War memorials and the Church of England

I’m delighted to be able to say that my article on the Church of England and war memorials after 1945 is available to read in SAS-Space. It appeared in the Forum for Modern Language Studies in 2008, but is now available on an open-access basis. It explores the debates concerning the relationship between beauty, utility and the notion of “Christian civilisation”, particularly with regard to the reconstruction of bombed churches.

Ruth Duckworth

I note a recent obituary of the sculptor Ruth Duckworth, in the Guardian. There is some useful biographical and catalogue information here.

Of most interest for this blog are her Stations of the Cross, for St. Joseph’s Church, New Malden (R.C.). There is a very full set of photos at the church’s own site.

A scary crucifix

The Church Times reports a West Sussex church removing a crucifix figure from above the church door, partly because the figure has been scaring children, and partly because of a perceived inappropriateness of a crucifix as opposed to an empty cross. I feel sure that there is more to the issue than this, not least questions of style; the figure is by Edward Bainbridge Copnall, and dates from 1963.

Ralph Beyer

I note an obituary of Ralph Beyer, the inscription carver whose work features in Coventry Cathedral.
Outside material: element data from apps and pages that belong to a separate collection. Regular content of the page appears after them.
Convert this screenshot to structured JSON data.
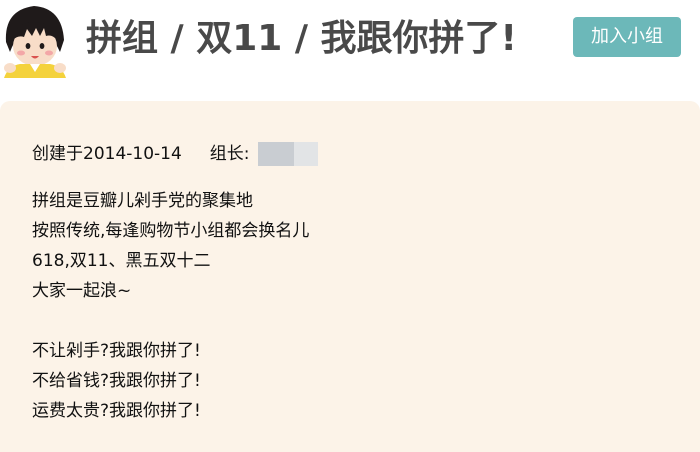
{
  "group": {
    "title": "拼组 / 双11 / 我跟你拼了!",
    "join_label": "加入小组"
  },
  "meta": {
    "created": "创建于2014-10-14",
    "leader_label": "组长:"
  },
  "intro": {
    "lines": [
      "拼组是豆瓣儿剁手党的聚集地",
      "按照传统,每逢购物节小组都会换名儿",
      "618,双11、黑五双十二",
      "大家一起浪~"
    ],
    "lines2": [
      "不让剁手?我跟你拼了!",
      "不给省钱?我跟你拼了!",
      "运费太贵?我跟你拼了!"
    ]
  }
}
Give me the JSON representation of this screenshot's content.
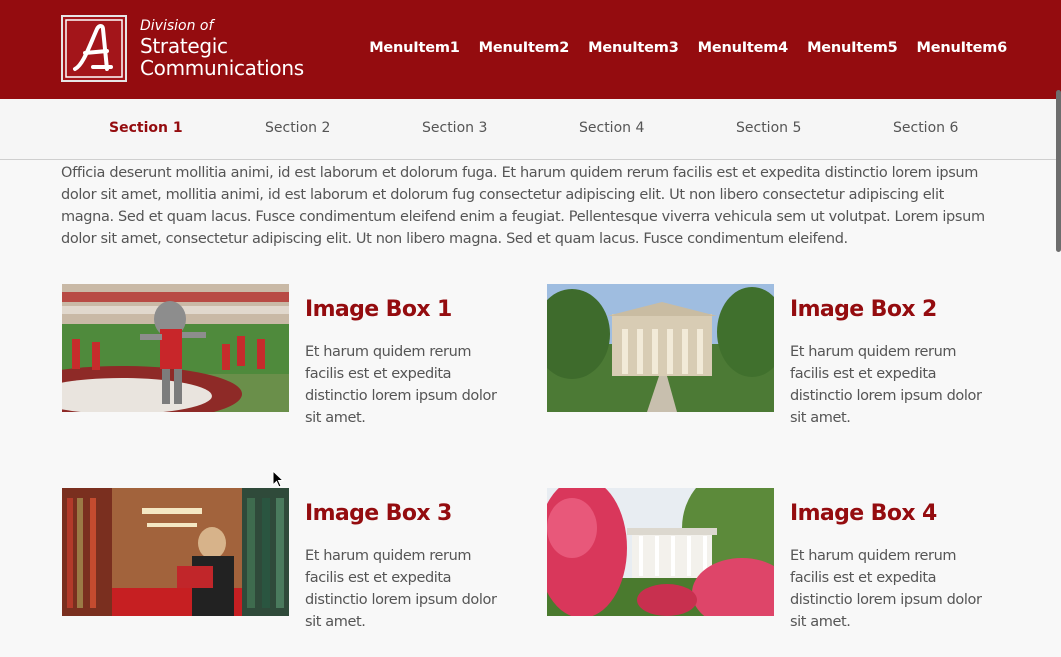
{
  "header": {
    "brand_small": "Division of",
    "brand_line1": "Strategic",
    "brand_line2": "Communications",
    "logo_letter": "A",
    "menu": [
      "MenuItem1",
      "MenuItem2",
      "MenuItem3",
      "MenuItem4",
      "MenuItem5",
      "MenuItem6"
    ],
    "color": "#940c0f"
  },
  "subnav": {
    "active": "Section 1",
    "sections": [
      "Section 1",
      "Section 2",
      "Section 3",
      "Section 4",
      "Section 5",
      "Section 6"
    ]
  },
  "intro": "Officia deserunt mollitia animi, id est laborum et dolorum fuga. Et harum quidem rerum facilis est et expedita distinctio lorem ipsum dolor sit amet, mollitia animi, id est laborum et dolorum fug consectetur adipiscing elit. Ut non libero consectetur adipiscing elit magna. Sed et quam lacus. Fusce condimentum eleifend enim a feugiat. Pellentesque viverra vehicula sem ut volutpat. Lorem ipsum dolor sit amet, consectetur adipiscing elit. Ut non libero magna. Sed et quam lacus. Fusce condimentum eleifend.",
  "cards": [
    {
      "title": "Image Box 1",
      "text": "Et harum quidem rerum facilis est et expedita distinctio lorem ipsum dolor sit amet.",
      "image": "mascot-photo"
    },
    {
      "title": "Image Box 2",
      "text": "Et harum quidem rerum facilis est et expedita distinctio lorem ipsum dolor sit amet.",
      "image": "building-photo"
    },
    {
      "title": "Image Box 3",
      "text": "Et harum quidem rerum facilis est et expedita distinctio lorem ipsum dolor sit amet.",
      "image": "library-photo"
    },
    {
      "title": "Image Box 4",
      "text": "Et harum quidem rerum facilis est et expedita distinctio lorem ipsum dolor sit amet.",
      "image": "mansion-photo"
    }
  ]
}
Basil Spence, the architect of the cathedral, praised Beyer’s work very fulsomely in his Phoenix at Coventry.

Being the son of a German art historian, and coming to England at the age of 16, he is another of the surprisingly large number of ‘refugee artists’ who made significant contributions to church art in the years after the war. Another name that springs to mind is Hans Feibusch. For more see the exhibition catalogue Art and Migration, edited by Jennifer Powell and Jutta Vinzent (George Bell Institute, Humanitas subsidia series, 2, 2005).
There has of course also been some recent general interest in the influence of migrants on a receiving culture: see Daniel Snowman, The Hitler Emigres, and, more recently, Lesley Chamberlain’s The Philosophy Steamer.
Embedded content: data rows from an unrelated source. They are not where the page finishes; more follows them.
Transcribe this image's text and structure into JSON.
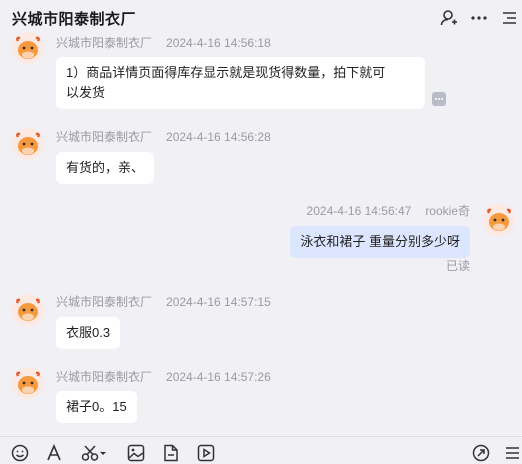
{
  "header": {
    "title": "兴城市阳泰制衣厂",
    "icons": [
      "user-icon",
      "more-icon",
      "menu-icon"
    ]
  },
  "messages": [
    {
      "sender": "兴城市阳泰制衣厂",
      "time": "2024-4-16 14:56:18",
      "lines": [
        "1）商品详情页面得库存显示就是现货得数量，拍下就可",
        "以发货"
      ],
      "self": false
    },
    {
      "sender": "兴城市阳泰制衣厂",
      "time": "2024-4-16 14:56:28",
      "lines": [
        "有货的，亲、"
      ],
      "self": false
    },
    {
      "sender": "rookie奇",
      "time": "2024-4-16 14:56:47",
      "lines": [
        "泳衣和裙子 重量分别多少呀"
      ],
      "self": true,
      "status": "已读"
    },
    {
      "sender": "兴城市阳泰制衣厂",
      "time": "2024-4-16 14:57:15",
      "lines": [
        "衣服0.3"
      ],
      "self": false
    },
    {
      "sender": "兴城市阳泰制衣厂",
      "time": "2024-4-16 14:57:26",
      "lines": [
        "裙子0。15"
      ],
      "self": false
    }
  ],
  "toolbar": {
    "icons": [
      "emoji-icon",
      "font-icon",
      "scissors-icon",
      "image-icon",
      "file-icon",
      "video-icon",
      "share-icon",
      "menu-icon"
    ]
  },
  "colors": {
    "background": "#f0f0f5",
    "self_bubble": "#dde6ff",
    "other_bubble": "#ffffff",
    "meta_text": "#9a9aa3"
  }
}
Henry Moore’s mothers and children at Kew

Have recently been to the excellent exhibition of Henry Moore outdoor works at Kew Gardens, and was struck by the preponderance of the Mother and Child in his work. He described it as one of his ‘inexhaustible subjects’ and there are two examples on show at Kew, both from the 1980s, and splendidly documented in the catalogue. I was reminded of his most explicit piece of religious art, the ‘Madonna and Child’ for Walter Hussey at St. Matthew’s Northampton (1943-4) and a later piece for the church at Claydon in Suffolk.

My thoughts have come to this interaction between ‘secular’ mother-and-child figures and Christianised representations of Christ and Mary whilst preparing an article on war memorials after 1945. Jay Winter usefully pointed out the use of the mother weeping over a fallen (adult) son in memorials after 1918, and the Claydon figure was explicitly glossed at the time (by Hussey) as being a memorial figure. There is also an Epstein mother and son figure, made for the TUC Congress House HQ in London.

Part of my ongoing project on memorials ought probably to look for other examples, as perhaps the very ambiguity of the mother/Madonna relationship made it the most accessible of all the ‘big’ Christian themes for an artist on the fringes of the church to take up. As Moore put it (to Hussey): ‘I think it is only through our art that we artists can come to understand your theology.’ (Hussey, Patron of Art p.24.)

Should anyone be interested, the war memorials article should appear next year in the Forum for Modern Language Studies. Some of Moore’s own thoughts on the difference between a religious and secular mother and child were printed in Wilkinson (ed.), Henry Moore. Writings and Conversations 213, 267-8

Eric Gill at Ditchling

There is a very interesting exhibition at the Ditchling Museum in Sussex, on the time Gill spent in this small (and rather idyllic) Sussex village. It includes various pieces of Gill’s work, sketches, models and letters, as well as exploring Ditchling connections with others including David Jones and the engraver Joseph Cribb. The exhibition itself is not huge, but when viewed alongside the museum’s permanent exhibits relating to the subject, it is well worth a visit. There is, I understand, a catalogue in production, which should be ready in the autumn.